▸ REQUIRED ACTION:
All of the data, word for word and free of pictures, is the expected result.

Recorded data

• • • • • • •

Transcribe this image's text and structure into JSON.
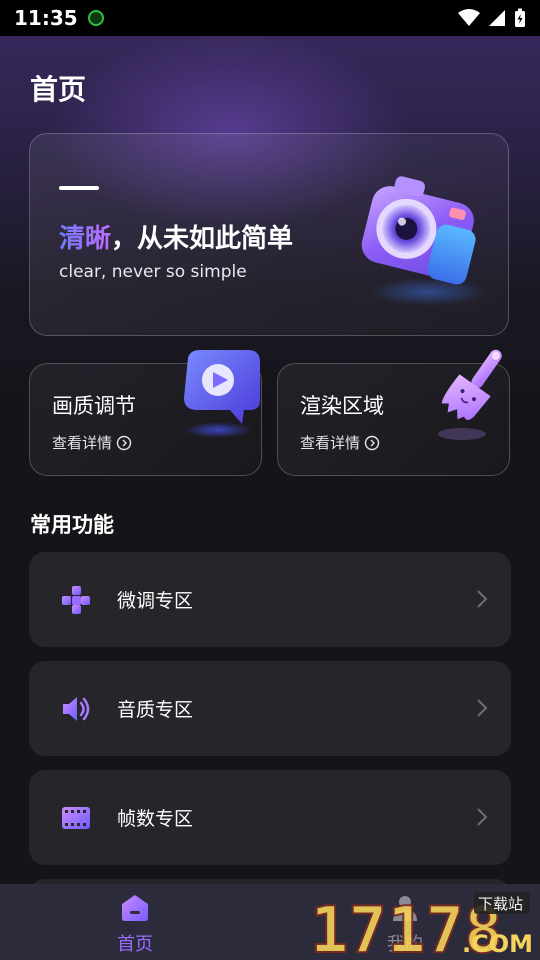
{
  "status_bar": {
    "time": "11:35"
  },
  "page": {
    "title": "首页"
  },
  "hero": {
    "headline_accent": "清晰",
    "headline_rest": "，从未如此简单",
    "subtitle": "clear, never so simple",
    "icon": "camera-icon"
  },
  "cards": [
    {
      "title": "画质调节",
      "link": "查看详情",
      "icon": "play-bubble-icon"
    },
    {
      "title": "渲染区域",
      "link": "查看详情",
      "icon": "paint-brush-icon"
    }
  ],
  "section": {
    "title": "常用功能"
  },
  "features": [
    {
      "label": "微调专区",
      "icon": "tune-blocks-icon"
    },
    {
      "label": "音质专区",
      "icon": "speaker-icon"
    },
    {
      "label": "帧数专区",
      "icon": "film-icon"
    }
  ],
  "bottom_nav": {
    "tabs": [
      {
        "label": "首页",
        "icon": "home-icon",
        "active": true
      },
      {
        "label": "我的",
        "icon": "profile-icon",
        "active": false
      }
    ]
  },
  "watermark": {
    "text": "17178",
    "sub": "下载站",
    "domain": ".COM"
  },
  "colors": {
    "accent": "#8a6bff",
    "active_tab": "#9b6bff",
    "card_bg": "#25252a",
    "nav_bg": "#2c2b3c"
  }
}
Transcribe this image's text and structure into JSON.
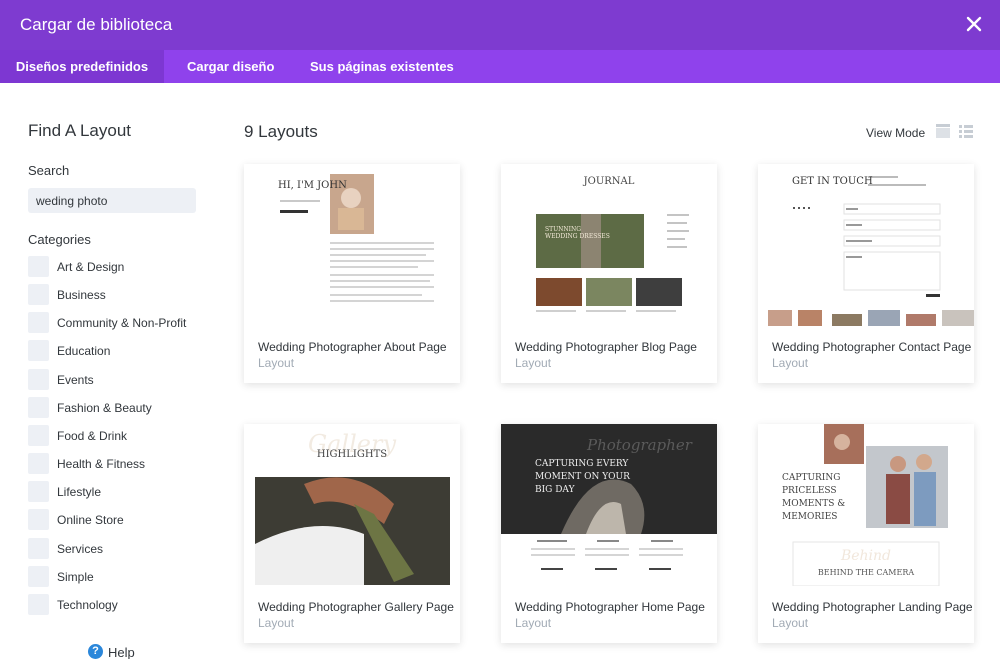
{
  "header": {
    "title": "Cargar de biblioteca"
  },
  "tabs": [
    {
      "label": "Diseños predefinidos"
    },
    {
      "label": "Cargar diseño"
    },
    {
      "label": "Sus páginas existentes"
    }
  ],
  "sidebar": {
    "heading": "Find A Layout",
    "search_label": "Search",
    "search_value": "weding photo",
    "categories_label": "Categories",
    "categories": [
      "Art & Design",
      "Business",
      "Community & Non-Profit",
      "Education",
      "Events",
      "Fashion & Beauty",
      "Food & Drink",
      "Health & Fitness",
      "Lifestyle",
      "Online Store",
      "Services",
      "Simple",
      "Technology"
    ],
    "help": "Help"
  },
  "main": {
    "count_title": "9 Layouts",
    "view_mode_label": "View Mode",
    "cards": [
      {
        "title": "Wedding Photographer About Page",
        "subtitle": "Layout"
      },
      {
        "title": "Wedding Photographer Blog Page",
        "subtitle": "Layout"
      },
      {
        "title": "Wedding Photographer Contact Page",
        "subtitle": "Layout"
      },
      {
        "title": "Wedding Photographer Gallery Page",
        "subtitle": "Layout"
      },
      {
        "title": "Wedding Photographer Home Page",
        "subtitle": "Layout"
      },
      {
        "title": "Wedding Photographer Landing Page",
        "subtitle": "Layout"
      }
    ],
    "previews": {
      "about_heading": "HI, I'M JOHN",
      "blog_heading": "JOURNAL",
      "blog_banner": "STUNNING WEDDING DRESSES",
      "contact_heading": "GET IN TOUCH",
      "gallery_script": "Gallery",
      "gallery_heading": "HIGHLIGHTS",
      "home_script": "Photographer",
      "home_heading": "CAPTURING EVERY MOMENT ON YOUR BIG DAY",
      "home_col1": "ENGAGEMENT",
      "home_col2": "WEDDING",
      "home_col3": "LIFESTYLE",
      "landing_heading": "CAPTURING PRICELESS MOMENTS & MEMORIES",
      "landing_script": "Behind",
      "landing_sub": "BEHIND THE CAMERA"
    }
  },
  "colors": {
    "header": "#7e3bd0",
    "tabs": "#8f42ec",
    "tab_active": "#7d37d2",
    "help_icon": "#2b87da"
  }
}
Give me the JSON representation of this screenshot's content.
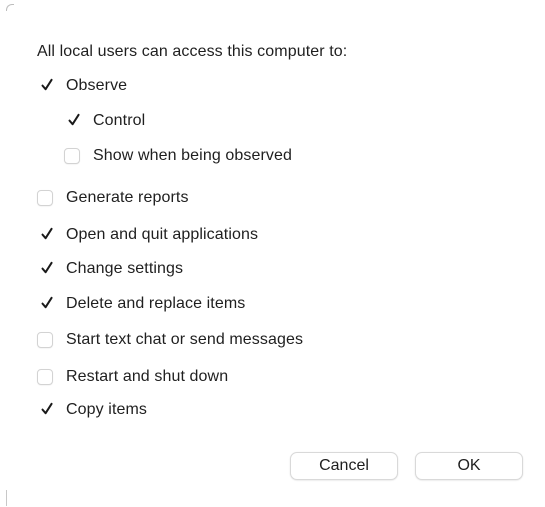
{
  "dialog": {
    "heading": "All local users can access this computer to:",
    "options": [
      {
        "label": "Observe",
        "checked": true
      },
      {
        "label": "Control",
        "checked": true
      },
      {
        "label": "Show when being observed",
        "checked": false
      },
      {
        "label": "Generate reports",
        "checked": false
      },
      {
        "label": "Open and quit applications",
        "checked": true
      },
      {
        "label": "Change settings",
        "checked": true
      },
      {
        "label": "Delete and replace items",
        "checked": true
      },
      {
        "label": "Start text chat or send messages",
        "checked": false
      },
      {
        "label": "Restart and shut down",
        "checked": false
      },
      {
        "label": "Copy items",
        "checked": true
      }
    ],
    "buttons": {
      "cancel": "Cancel",
      "ok": "OK"
    }
  },
  "colors": {
    "text": "#1f1f1f",
    "checkbox_border": "#d3d3d3",
    "background": "#ffffff"
  }
}
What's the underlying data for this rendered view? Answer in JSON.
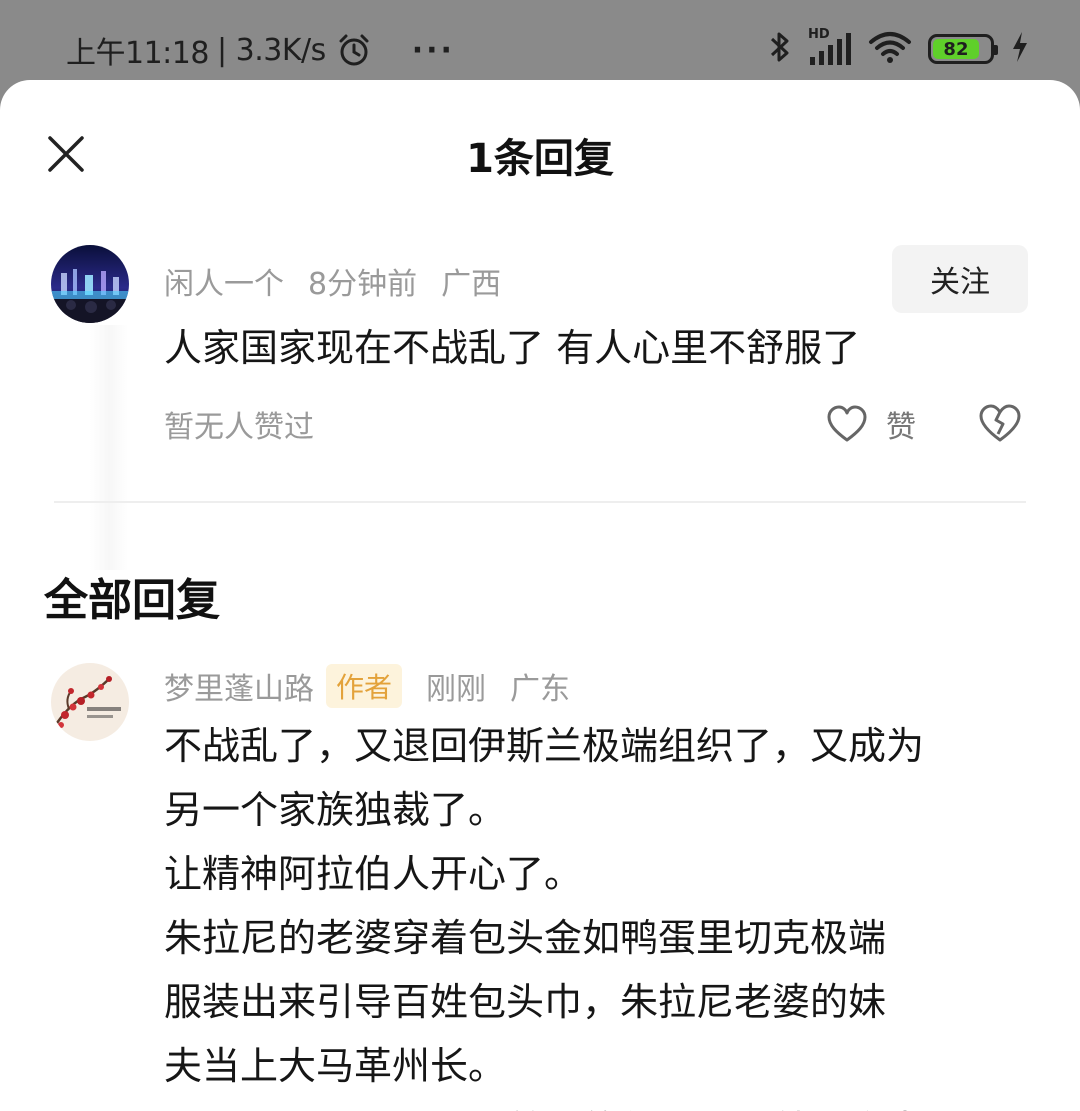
{
  "status_bar": {
    "time": "上午11:18",
    "speed": "| 3.3K/s",
    "battery": "82",
    "signal_label": "HD",
    "dots": "···"
  },
  "sheet": {
    "title": "1条回复"
  },
  "parent_comment": {
    "username": "闲人一个",
    "time": "8分钟前",
    "location": "广西",
    "follow_label": "关注",
    "text": "人家国家现在不战乱了 有人心里不舒服了",
    "likes_status": "暂无人赞过",
    "like_label": "赞"
  },
  "replies_section": {
    "title": "全部回复"
  },
  "reply": {
    "username": "梦里蓬山路",
    "badge": "作者",
    "time": "刚刚",
    "location": "广东",
    "lines": [
      "不战乱了，又退回伊斯兰极端组织了，又成为",
      "另一个家族独裁了。",
      "让精神阿拉伯人开心了。",
      "朱拉尼的老婆穿着包头金如鸭蛋里切克极端",
      "服装出来引导百姓包头巾，朱拉尼老婆的妹",
      "夫当上大马革州长。",
      "你不是深山，你不是首世的伊克，你就不会去"
    ]
  }
}
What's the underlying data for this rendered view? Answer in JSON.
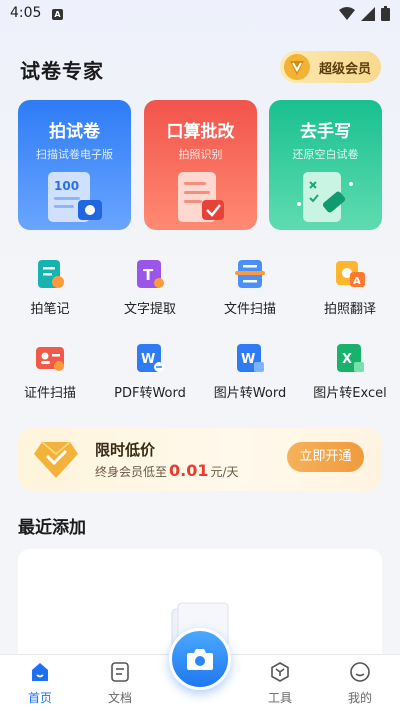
{
  "status_bar": {
    "time": "4:05"
  },
  "header": {
    "title": "试卷专家",
    "vip_label": "超级会员"
  },
  "feature_cards": [
    {
      "title": "拍试卷",
      "subtitle": "扫描试卷电子版",
      "illus_text": "100"
    },
    {
      "title": "口算批改",
      "subtitle": "拍照识别"
    },
    {
      "title": "去手写",
      "subtitle": "还原空白试卷"
    }
  ],
  "tools": [
    {
      "label": "拍笔记",
      "icon": "note-camera-icon"
    },
    {
      "label": "文字提取",
      "icon": "text-extract-icon"
    },
    {
      "label": "文件扫描",
      "icon": "scanner-icon"
    },
    {
      "label": "拍照翻译",
      "icon": "translate-icon"
    },
    {
      "label": "证件扫描",
      "icon": "id-card-icon"
    },
    {
      "label": "PDF转Word",
      "icon": "pdf-to-word-icon"
    },
    {
      "label": "图片转Word",
      "icon": "image-to-word-icon"
    },
    {
      "label": "图片转Excel",
      "icon": "image-to-excel-icon"
    }
  ],
  "promo": {
    "title": "限时低价",
    "desc_prefix": "终身会员低至",
    "price": "0.01",
    "desc_suffix": "元/天",
    "button": "立即开通"
  },
  "recent": {
    "title": "最近添加"
  },
  "bottom_nav": [
    {
      "label": "首页"
    },
    {
      "label": "文档"
    },
    {
      "label": "工具"
    },
    {
      "label": "我的"
    }
  ],
  "colors": {
    "primary": "#1f6ff2",
    "accent_orange": "#f09a3d",
    "price_red": "#e93b2f"
  }
}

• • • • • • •

▸ RESPONSE:
Transcribe this image's text and structure into JSON.
{
  "status_bar": {
    "time": "11:35"
  },
  "page": {
    "title": "首页"
  },
  "hero": {
    "headline_accent": "清晰",
    "headline_rest": "，从未如此简单",
    "subtitle": "clear, never so simple",
    "icon": "camera-icon"
  },
  "cards": [
    {
      "title": "画质调节",
      "link": "查看详情",
      "icon": "play-bubble-icon"
    },
    {
      "title": "渲染区域",
      "link": "查看详情",
      "icon": "paint-brush-icon"
    }
  ],
  "section": {
    "title": "常用功能"
  },
  "features": [
    {
      "label": "微调专区",
      "icon": "tune-blocks-icon"
    },
    {
      "label": "音质专区",
      "icon": "speaker-icon"
    },
    {
      "label": "帧数专区",
      "icon": "film-icon"
    }
  ],
  "bottom_nav": {
    "tabs": [
      {
        "label": "首页",
        "icon": "home-icon",
        "active": true
      },
      {
        "label": "我的",
        "icon": "profile-icon",
        "active": false
      }
    ]
  },
  "watermark": {
    "text": "17178",
    "sub": "下载站",
    "domain": ".COM"
  },
  "colors": {
    "accent": "#8a6bff",
    "active_tab": "#9b6bff",
    "card_bg": "#25252a",
    "nav_bg": "#2c2b3c"
  }
}
Transcribe this image's text and structure into JSON.
{
  "header": {
    "title": "Cargar de biblioteca"
  },
  "tabs": [
    {
      "label": "Diseños predefinidos"
    },
    {
      "label": "Cargar diseño"
    },
    {
      "label": "Sus páginas existentes"
    }
  ],
  "sidebar": {
    "heading": "Find A Layout",
    "search_label": "Search",
    "search_value": "weding photo",
    "categories_label": "Categories",
    "categories": [
      "Art & Design",
      "Business",
      "Community & Non-Profit",
      "Education",
      "Events",
      "Fashion & Beauty",
      "Food & Drink",
      "Health & Fitness",
      "Lifestyle",
      "Online Store",
      "Services",
      "Simple",
      "Technology"
    ],
    "help": "Help"
  },
  "main": {
    "count_title": "9 Layouts",
    "view_mode_label": "View Mode",
    "cards": [
      {
        "title": "Wedding Photographer About Page",
        "subtitle": "Layout"
      },
      {
        "title": "Wedding Photographer Blog Page",
        "subtitle": "Layout"
      },
      {
        "title": "Wedding Photographer Contact Page",
        "subtitle": "Layout"
      },
      {
        "title": "Wedding Photographer Gallery Page",
        "subtitle": "Layout"
      },
      {
        "title": "Wedding Photographer Home Page",
        "subtitle": "Layout"
      },
      {
        "title": "Wedding Photographer Landing Page",
        "subtitle": "Layout"
      }
    ],
    "previews": {
      "about_heading": "HI, I'M JOHN",
      "blog_heading": "JOURNAL",
      "blog_banner": "STUNNING WEDDING DRESSES",
      "contact_heading": "GET IN TOUCH",
      "gallery_script": "Gallery",
      "gallery_heading": "HIGHLIGHTS",
      "home_script": "Photographer",
      "home_heading": "CAPTURING EVERY MOMENT ON YOUR BIG DAY",
      "home_col1": "ENGAGEMENT",
      "home_col2": "WEDDING",
      "home_col3": "LIFESTYLE",
      "landing_heading": "CAPTURING PRICELESS MOMENTS & MEMORIES",
      "landing_script": "Behind",
      "landing_sub": "BEHIND THE CAMERA"
    }
  },
  "colors": {
    "header": "#7e3bd0",
    "tabs": "#8f42ec",
    "tab_active": "#7d37d2",
    "help_icon": "#2b87da"
  }
}
Give me the JSON representation of this screenshot's content.
{
  "dialog": {
    "heading": "All local users can access this computer to:",
    "options": [
      {
        "label": "Observe",
        "checked": true
      },
      {
        "label": "Control",
        "checked": true
      },
      {
        "label": "Show when being observed",
        "checked": false
      },
      {
        "label": "Generate reports",
        "checked": false
      },
      {
        "label": "Open and quit applications",
        "checked": true
      },
      {
        "label": "Change settings",
        "checked": true
      },
      {
        "label": "Delete and replace items",
        "checked": true
      },
      {
        "label": "Start text chat or send messages",
        "checked": false
      },
      {
        "label": "Restart and shut down",
        "checked": false
      },
      {
        "label": "Copy items",
        "checked": true
      }
    ],
    "buttons": {
      "cancel": "Cancel",
      "ok": "OK"
    }
  },
  "colors": {
    "text": "#1f1f1f",
    "checkbox_border": "#d3d3d3",
    "background": "#ffffff"
  }
}
What's the underlying data for this rendered view? Answer in JSON.
{
  "status_bar": {
    "time": "上午11:18",
    "speed": "| 3.3K/s",
    "battery": "82",
    "signal_label": "HD",
    "dots": "···"
  },
  "sheet": {
    "title": "1条回复"
  },
  "parent_comment": {
    "username": "闲人一个",
    "time": "8分钟前",
    "location": "广西",
    "follow_label": "关注",
    "text": "人家国家现在不战乱了 有人心里不舒服了",
    "likes_status": "暂无人赞过",
    "like_label": "赞"
  },
  "replies_section": {
    "title": "全部回复"
  },
  "reply": {
    "username": "梦里蓬山路",
    "badge": "作者",
    "time": "刚刚",
    "location": "广东",
    "lines": [
      "不战乱了，又退回伊斯兰极端组织了，又成为",
      "另一个家族独裁了。",
      "让精神阿拉伯人开心了。",
      "朱拉尼的老婆穿着包头金如鸭蛋里切克极端",
      "服装出来引导百姓包头巾，朱拉尼老婆的妹",
      "夫当上大马革州长。",
      "你不是深山，你不是首世的伊克，你就不会去"
    ]
  }
}
What's the underlying data for this rendered view? Answer in JSON.
{
  "status_bar": {
    "time": "4:05"
  },
  "header": {
    "title": "试卷专家",
    "vip_label": "超级会员"
  },
  "feature_cards": [
    {
      "title": "拍试卷",
      "subtitle": "扫描试卷电子版",
      "illus_text": "100"
    },
    {
      "title": "口算批改",
      "subtitle": "拍照识别"
    },
    {
      "title": "去手写",
      "subtitle": "还原空白试卷"
    }
  ],
  "tools": [
    {
      "label": "拍笔记",
      "icon": "note-camera-icon"
    },
    {
      "label": "文字提取",
      "icon": "text-extract-icon"
    },
    {
      "label": "文件扫描",
      "icon": "scanner-icon"
    },
    {
      "label": "拍照翻译",
      "icon": "translate-icon"
    },
    {
      "label": "证件扫描",
      "icon": "id-card-icon"
    },
    {
      "label": "PDF转Word",
      "icon": "pdf-to-word-icon"
    },
    {
      "label": "图片转Word",
      "icon": "image-to-word-icon"
    },
    {
      "label": "图片转Excel",
      "icon": "image-to-excel-icon"
    }
  ],
  "promo": {
    "title": "限时低价",
    "desc_prefix": "终身会员低至",
    "price": "0.01",
    "desc_suffix": "元/天",
    "button": "立即开通"
  },
  "recent": {
    "title": "最近添加"
  },
  "bottom_nav": [
    {
      "label": "首页"
    },
    {
      "label": "文档"
    },
    {
      "label": "工具"
    },
    {
      "label": "我的"
    }
  ],
  "colors": {
    "primary": "#1f6ff2",
    "accent_orange": "#f09a3d",
    "price_red": "#e93b2f"
  }
}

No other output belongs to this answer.